    (pp. 12-27)

    To make comparisons across countries and long periods of time, we needed to identify specific indicators and sources of data. Because we could locate neither perfect indicators nor perfect data sources, the selection of indicators and data sources was carried out to some extent simultaneously by reviewing what was available and making decisions based on the needs of the project.

    Although we use a straightforward definition of mobility-the ability to travel from one location to another-mobility can be measured in many ways, so it is necessary to identify specific indicators. An indicator is defined as a unit of data that...

  10. Chapter Four Historical Mobility Development in Four OECD Countries
    (pp. 28-33)

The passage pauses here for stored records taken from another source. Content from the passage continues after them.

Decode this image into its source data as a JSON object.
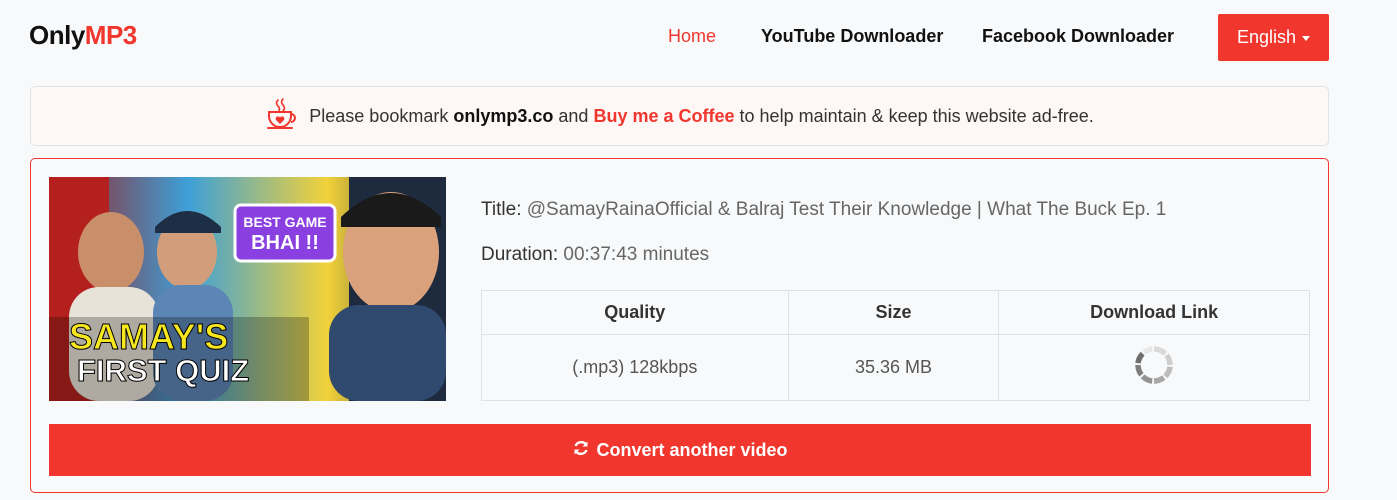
{
  "header": {
    "logo_part1": "Only",
    "logo_part2": "MP3",
    "nav": {
      "home": "Home",
      "youtube": "YouTube Downloader",
      "facebook": "Facebook Downloader"
    },
    "language": "English"
  },
  "notice": {
    "text1": "Please bookmark",
    "site": "onlymp3.co",
    "text2": "and",
    "coffee": "Buy me a Coffee",
    "text3": "to help maintain & keep this website ad-free.",
    "icon": "coffee-cup-heart-icon"
  },
  "result": {
    "thumbnail_text": {
      "bubble_line1": "BEST GAME",
      "bubble_line2": "BHAI !!",
      "title_line1": "SAMAY'S",
      "title_line2": "FIRST QUIZ"
    },
    "title_label": "Title:",
    "title": "@SamayRainaOfficial & Balraj Test Their Knowledge | What The Buck Ep. 1",
    "duration_label": "Duration:",
    "duration": "00:37:43 minutes",
    "table": {
      "headers": [
        "Quality",
        "Size",
        "Download Link"
      ],
      "rows": [
        {
          "quality": "(.mp3) 128kbps",
          "size": "35.36 MB",
          "link_icon": "loading-spinner-icon"
        }
      ]
    },
    "convert_label": "Convert another video",
    "convert_icon": "refresh-icon"
  },
  "colors": {
    "accent": "#f0362d",
    "background": "#f8f9fa"
  }
}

    In this section, we present a very brief synopsis of the development of transportation in each of the four OECD case-study countries. Obviously, these synopses cannot cover all the important aspects of a century’s worth of mobility development; the goal is to present a snapshot comparison that highlights how the four case-study countries have differed in their evolutionary paths.

    In Australia, personal vehicle ownership and travel are fairly high (about 650 vehicles per 1,000 people and more than 10,000 VKT per capita), but not at the level of those in the United States, which is similar in many regards. Until...

  11. Chapter Five Comparison of Factors Among the Four OECD Countries
    (pp. 34-55)

    Car infrastructure refers to the state of the country’s roadways, looking at both the quantity (in center-line kilometers) and quality of roads. All figures on the length of center-line kilometers of road are from The World Factbook (Central Intelligence Agency [CIA], undated).¹ Certainly in terms of the sheer volume (again in center-line kilometers) of roads, geographic size is probably the largest determinant; the United States and Australia have far more kilometers per inhabitant than Germany and Japan. All four countries now have well-maintained infrastructure, but they developed at different points in time. Australia has a high percentage of unpaved roads....

  12. Chapter Six Future Mobility Paths of Brazil, Russia, India, and China
    (pp. 56-71)

    At the workshop, each of the eight countries was represented by national experts who participate in the Institute for Mobility Research’s (ifmo’s) Global Mobility Monitor Network (GMMN).¹ We invited one expert for each OECD country and teams of two or three experts for each BRIC country (expert names and affiliations are provided in Appendix B). The difference in team size for the OECD and BRIC countries reflects the challenges in assessing the factors for the BRIC countries. For the OECD countries, the availability of information was generally better, partly because we needed only historical and current information. For the BRIC...

  13. Chapter Seven Conclusions
    (pp. 72-81)

    This section summarizes the answers to the three research questions we sought to answer in the introduction.

    Among the nine factors identified as influencing mobility in developed countries, two factors-car infrastructure and spatial dispersion–were identified as most significant. Lower average urban densities stimulate greater auto use. a relationship we see clearly in the much higher motorization rates of Australia and the United States during their motorization periods.

    In addition, the state of a country’s roadways, both in terms of quality and quantity (in center-line kilometers), significantly influences the demand for automobile travel. According to the case studies, this factor...

  14. Appendix A Data Sources
    (pp. 82-87)
  15. Appendix B Country Travel Demand Experts
    (pp. 88-91)
  16. Appendix C Factor Fact Sheets and Flag-Game Results
    (pp. 92-103)
  17. Appendix D Estimating the Parameters for a Gompertz Model of Vehicle-Kilometers Traveled Per Capita
    (pp. 104-107)
  18. Bibliography
    (pp. 108-113)
  19. Figures and Tables
    (pp. 114-114)
  20. Abbreviations
    (pp. 115-116)